The question is, effectively, why pray for something that should be in our hands, if it's free will?
The obverse of this question is: when we pray that there be fewer sinners in the world, are we praying that G-d tinker with their free will? The Chazon Ish answered yes, we are. Rabbi Moshe Feinstein wrote otherwise; people have free will, but there are all sorts of exterior factors that will make it more likely for people to choose to do good (or bad). We pray that all those factors improve.
So I'd assume the same applies here. Not "dear G-d, please zap me so suddenly I'm unable to sin", but "dear G-d, please grant me presence of mind, good peers, healthy relationships, and the like, so I'm less likely to sin."
The Talmud observes that many people do what they want and go against the Divine will; but some people do things that are against both the Divine will and their own will!

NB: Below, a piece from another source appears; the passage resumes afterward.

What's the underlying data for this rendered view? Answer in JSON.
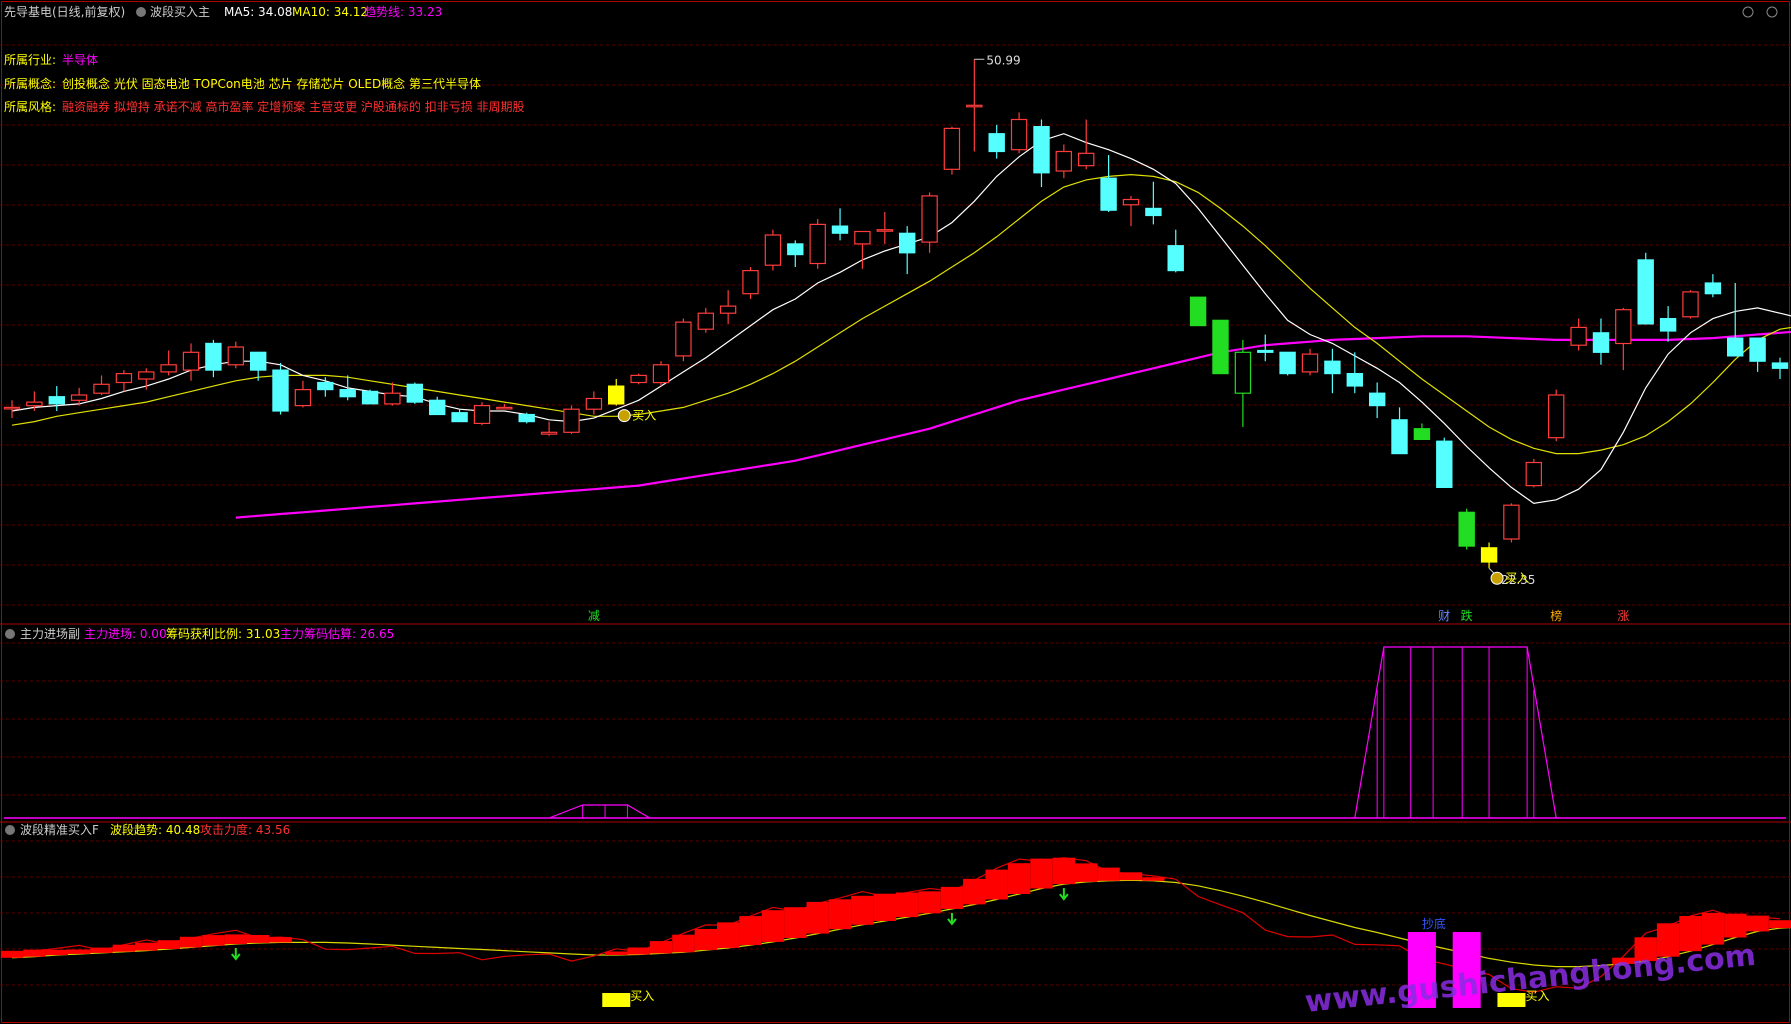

This can be caused by three things:
- Peer pressure
- Mental illness
- Severe poverty
Thus, observes the Sforno, Jacob prayed (when leaving home) "that G-d protect me on my path [from peers] ... give me food to eat and clothing to wear [not poverty] ... and I return in peace to my father's house [mental wellness]"; if all that happens, "then Hashem shall be my Lord."